Navigating Nursing Education: Which Nursing Degree Is Best?

Embarking on a journey in nursing opens the door to a world of compassionate care, clinical expertise, and meaningful impact on patients’ lives. Aspiring nurses often encounter a range of educational paths, each offering distinct advantages and opportunities. The question of which nursing degree is best is a nuanced one, shaped by individual goals, aspirations, and the desired scope of practice. This article explores the various nursing degrees and their unique merits to help aspiring nurses make informed decisions. Click here to understand the role of home nurse Dubai.

Licensed practical nurse (LPN):

LPN/LVN programs typically require about one year of education and focus on foundational nursing skills. Graduates can provide basic patient care under the supervision of registered nurses (RNs) and physicians. LPNs/LVNs work in various healthcare settings, such as nursing homes and clinics. This option is ideal for those seeking a quicker entry into the nursing field or who plan to pursue further education later.

Associate degree in nursing (ADN):

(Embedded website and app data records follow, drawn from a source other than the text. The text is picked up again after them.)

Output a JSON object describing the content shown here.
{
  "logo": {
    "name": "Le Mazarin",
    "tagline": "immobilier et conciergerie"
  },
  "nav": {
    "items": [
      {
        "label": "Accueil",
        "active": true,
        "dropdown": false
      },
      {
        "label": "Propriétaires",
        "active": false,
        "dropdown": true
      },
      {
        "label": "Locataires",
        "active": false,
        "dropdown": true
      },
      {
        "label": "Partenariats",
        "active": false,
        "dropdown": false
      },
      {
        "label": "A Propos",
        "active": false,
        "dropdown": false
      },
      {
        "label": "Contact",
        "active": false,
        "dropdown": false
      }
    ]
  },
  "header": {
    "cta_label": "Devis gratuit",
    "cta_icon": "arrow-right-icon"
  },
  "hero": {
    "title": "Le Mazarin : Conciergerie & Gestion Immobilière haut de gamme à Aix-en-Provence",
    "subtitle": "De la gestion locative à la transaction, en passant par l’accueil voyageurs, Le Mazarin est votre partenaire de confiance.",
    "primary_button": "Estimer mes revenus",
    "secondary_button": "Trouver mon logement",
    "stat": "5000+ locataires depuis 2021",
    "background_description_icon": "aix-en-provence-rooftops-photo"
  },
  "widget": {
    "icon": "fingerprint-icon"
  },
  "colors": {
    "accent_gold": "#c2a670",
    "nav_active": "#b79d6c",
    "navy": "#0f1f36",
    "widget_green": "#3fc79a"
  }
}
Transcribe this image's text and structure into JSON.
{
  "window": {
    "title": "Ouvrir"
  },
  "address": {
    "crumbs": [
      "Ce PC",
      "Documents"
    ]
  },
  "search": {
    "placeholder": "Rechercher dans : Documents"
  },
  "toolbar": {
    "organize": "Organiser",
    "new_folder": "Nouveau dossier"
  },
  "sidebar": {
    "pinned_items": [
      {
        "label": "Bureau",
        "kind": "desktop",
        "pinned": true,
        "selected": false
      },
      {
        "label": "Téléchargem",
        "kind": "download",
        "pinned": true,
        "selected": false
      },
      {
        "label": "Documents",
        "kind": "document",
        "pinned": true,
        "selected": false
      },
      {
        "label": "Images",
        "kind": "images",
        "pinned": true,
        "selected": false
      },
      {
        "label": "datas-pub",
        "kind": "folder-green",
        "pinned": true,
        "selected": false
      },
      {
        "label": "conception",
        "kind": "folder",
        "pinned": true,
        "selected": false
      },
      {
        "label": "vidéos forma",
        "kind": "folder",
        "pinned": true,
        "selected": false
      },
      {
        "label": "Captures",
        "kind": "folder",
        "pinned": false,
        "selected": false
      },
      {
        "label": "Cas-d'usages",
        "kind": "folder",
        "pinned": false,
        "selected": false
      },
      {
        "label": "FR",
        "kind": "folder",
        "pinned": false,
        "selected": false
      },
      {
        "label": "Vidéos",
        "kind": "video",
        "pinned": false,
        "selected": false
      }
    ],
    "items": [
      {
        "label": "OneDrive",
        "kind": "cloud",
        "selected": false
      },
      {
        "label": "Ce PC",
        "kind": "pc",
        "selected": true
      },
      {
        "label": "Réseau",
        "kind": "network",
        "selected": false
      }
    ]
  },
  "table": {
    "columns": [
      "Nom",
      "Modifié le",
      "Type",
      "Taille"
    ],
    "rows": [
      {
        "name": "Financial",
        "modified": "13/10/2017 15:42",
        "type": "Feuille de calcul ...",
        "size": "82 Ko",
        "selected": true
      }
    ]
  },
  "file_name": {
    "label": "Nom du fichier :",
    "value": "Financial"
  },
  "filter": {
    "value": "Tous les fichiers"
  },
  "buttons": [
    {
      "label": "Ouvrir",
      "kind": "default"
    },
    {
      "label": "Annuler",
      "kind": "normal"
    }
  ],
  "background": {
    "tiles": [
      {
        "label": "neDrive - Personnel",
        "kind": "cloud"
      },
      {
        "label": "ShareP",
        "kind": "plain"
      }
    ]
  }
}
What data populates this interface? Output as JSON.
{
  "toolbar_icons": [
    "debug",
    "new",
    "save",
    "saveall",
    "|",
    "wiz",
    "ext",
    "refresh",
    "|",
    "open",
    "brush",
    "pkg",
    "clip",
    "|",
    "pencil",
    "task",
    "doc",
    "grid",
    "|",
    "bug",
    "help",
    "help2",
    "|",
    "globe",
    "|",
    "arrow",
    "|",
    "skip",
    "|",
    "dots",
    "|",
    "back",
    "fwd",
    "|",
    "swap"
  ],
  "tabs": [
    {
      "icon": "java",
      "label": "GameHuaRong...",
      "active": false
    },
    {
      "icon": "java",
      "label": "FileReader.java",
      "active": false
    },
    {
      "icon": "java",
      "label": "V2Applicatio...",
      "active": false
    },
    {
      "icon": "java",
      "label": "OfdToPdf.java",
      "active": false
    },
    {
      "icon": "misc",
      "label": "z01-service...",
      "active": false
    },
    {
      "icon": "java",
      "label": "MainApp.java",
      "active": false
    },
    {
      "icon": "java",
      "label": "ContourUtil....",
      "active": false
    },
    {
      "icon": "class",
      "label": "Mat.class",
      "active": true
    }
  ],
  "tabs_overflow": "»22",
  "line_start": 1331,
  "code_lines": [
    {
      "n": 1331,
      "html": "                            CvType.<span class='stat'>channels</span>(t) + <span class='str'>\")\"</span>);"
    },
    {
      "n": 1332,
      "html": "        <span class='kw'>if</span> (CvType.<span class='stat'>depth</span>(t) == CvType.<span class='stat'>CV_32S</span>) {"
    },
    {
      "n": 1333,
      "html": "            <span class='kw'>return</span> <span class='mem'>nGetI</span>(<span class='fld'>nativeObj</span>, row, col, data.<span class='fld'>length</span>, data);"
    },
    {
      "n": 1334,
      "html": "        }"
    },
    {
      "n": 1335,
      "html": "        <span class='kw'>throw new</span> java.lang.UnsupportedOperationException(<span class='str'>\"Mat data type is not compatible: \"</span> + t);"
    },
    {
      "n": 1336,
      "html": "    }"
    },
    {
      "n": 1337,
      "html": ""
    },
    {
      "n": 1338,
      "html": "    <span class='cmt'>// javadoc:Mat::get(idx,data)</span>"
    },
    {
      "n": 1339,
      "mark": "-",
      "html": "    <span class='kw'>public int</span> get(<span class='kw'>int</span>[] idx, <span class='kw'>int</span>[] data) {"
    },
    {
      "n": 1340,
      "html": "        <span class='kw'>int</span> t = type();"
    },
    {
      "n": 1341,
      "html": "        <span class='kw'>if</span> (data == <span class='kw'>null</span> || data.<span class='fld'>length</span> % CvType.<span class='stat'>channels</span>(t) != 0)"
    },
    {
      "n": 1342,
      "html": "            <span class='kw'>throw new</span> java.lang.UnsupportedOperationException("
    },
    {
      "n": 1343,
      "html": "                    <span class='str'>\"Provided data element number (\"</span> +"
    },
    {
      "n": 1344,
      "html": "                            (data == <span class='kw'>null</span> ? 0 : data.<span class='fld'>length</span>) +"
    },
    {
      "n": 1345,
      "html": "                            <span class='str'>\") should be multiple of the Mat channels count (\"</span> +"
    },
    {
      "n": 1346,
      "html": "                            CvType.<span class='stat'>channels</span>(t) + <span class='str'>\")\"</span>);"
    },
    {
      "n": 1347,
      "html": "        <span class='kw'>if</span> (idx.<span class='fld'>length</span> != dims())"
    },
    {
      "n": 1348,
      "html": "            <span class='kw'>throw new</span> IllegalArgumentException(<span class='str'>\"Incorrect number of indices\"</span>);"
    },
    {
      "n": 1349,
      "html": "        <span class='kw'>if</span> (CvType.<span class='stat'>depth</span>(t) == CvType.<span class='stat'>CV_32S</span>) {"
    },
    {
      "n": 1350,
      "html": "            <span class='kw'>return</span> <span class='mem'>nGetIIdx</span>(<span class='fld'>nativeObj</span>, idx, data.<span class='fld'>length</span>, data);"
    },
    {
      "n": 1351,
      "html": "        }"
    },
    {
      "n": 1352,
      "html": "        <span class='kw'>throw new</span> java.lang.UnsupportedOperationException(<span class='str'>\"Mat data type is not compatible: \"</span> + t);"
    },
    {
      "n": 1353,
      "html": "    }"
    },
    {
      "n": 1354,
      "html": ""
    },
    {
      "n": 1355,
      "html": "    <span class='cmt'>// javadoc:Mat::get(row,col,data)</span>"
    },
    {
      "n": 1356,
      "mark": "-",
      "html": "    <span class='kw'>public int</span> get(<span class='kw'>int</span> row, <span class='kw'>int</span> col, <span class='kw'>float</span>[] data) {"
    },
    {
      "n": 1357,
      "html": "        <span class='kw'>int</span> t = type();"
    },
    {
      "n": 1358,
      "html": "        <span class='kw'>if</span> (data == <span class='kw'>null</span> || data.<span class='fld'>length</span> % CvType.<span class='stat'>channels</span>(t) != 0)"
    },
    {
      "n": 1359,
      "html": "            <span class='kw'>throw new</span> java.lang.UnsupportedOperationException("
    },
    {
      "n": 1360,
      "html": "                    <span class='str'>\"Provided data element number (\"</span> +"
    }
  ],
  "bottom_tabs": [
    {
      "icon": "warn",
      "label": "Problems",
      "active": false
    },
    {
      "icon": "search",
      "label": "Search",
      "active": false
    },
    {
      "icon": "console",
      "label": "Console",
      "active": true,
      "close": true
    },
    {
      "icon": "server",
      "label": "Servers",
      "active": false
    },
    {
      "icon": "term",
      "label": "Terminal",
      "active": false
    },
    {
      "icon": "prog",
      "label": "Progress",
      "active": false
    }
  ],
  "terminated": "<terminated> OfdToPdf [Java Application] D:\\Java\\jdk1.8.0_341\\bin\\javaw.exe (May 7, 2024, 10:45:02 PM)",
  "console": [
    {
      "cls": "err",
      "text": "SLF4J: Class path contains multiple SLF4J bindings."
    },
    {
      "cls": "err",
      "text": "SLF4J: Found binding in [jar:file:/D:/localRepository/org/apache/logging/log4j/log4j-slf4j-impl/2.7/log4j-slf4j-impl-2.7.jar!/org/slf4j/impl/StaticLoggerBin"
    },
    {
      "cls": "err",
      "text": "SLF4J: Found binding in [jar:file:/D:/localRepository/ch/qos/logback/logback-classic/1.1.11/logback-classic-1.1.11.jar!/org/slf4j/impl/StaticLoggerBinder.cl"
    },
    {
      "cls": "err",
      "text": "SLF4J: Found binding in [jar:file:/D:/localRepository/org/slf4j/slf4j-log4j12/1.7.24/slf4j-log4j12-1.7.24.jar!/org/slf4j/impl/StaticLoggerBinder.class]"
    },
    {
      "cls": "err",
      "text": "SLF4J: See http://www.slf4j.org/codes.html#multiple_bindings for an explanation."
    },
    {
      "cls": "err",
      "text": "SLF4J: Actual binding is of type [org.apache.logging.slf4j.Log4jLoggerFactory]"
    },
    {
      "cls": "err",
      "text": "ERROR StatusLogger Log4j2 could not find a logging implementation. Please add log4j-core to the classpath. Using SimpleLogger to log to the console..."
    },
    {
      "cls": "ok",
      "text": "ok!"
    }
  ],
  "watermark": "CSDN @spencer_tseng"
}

An ADN program is a two-year degree that prepares students to become registered nurses (RNs). ADN graduates are eligible to take the NCLEX-RN exam and work in a range of healthcare settings. This degree is a popular choice for individuals seeking a faster route to becoming an RN, allowing them to start their nursing careers sooner.

Bachelor of Science in nursing (BSN):

A BSN program typically spans four years and provides a comprehensive education in nursing. BSN graduates are well-prepared for a variety of nursing roles and have a strong foundation in nursing theory, research, and critical thinking. Many healthcare organizations are increasingly preferring or requiring BSN-prepared nurses due to their advanced skills and broader understanding of healthcare.

Master of Science in nursing (MSN):

An MSN program is an advanced degree that allows RNs to specialize in various areas, such as nurse practitioner, nurse educator, nurse administrator, and more. MSN-prepared nurses have the opportunity to take on leadership roles, conduct research, and provide specialized care. This degree is ideal for those seeking to advance their careers and take on advanced practice roles.

Doctor of nursing practice (DNP):

DNP and Ph.D. programs are terminal degrees in nursing, each with a distinct focus. A DNP program emphasizes advanced clinical practice and leadership, while a Ph.D. program is research-focused and prepares nurses for careers in academia, research, and healthcare leadership. These degrees are suitable for those who aspire to be leaders in advanced clinical practice, research, or education.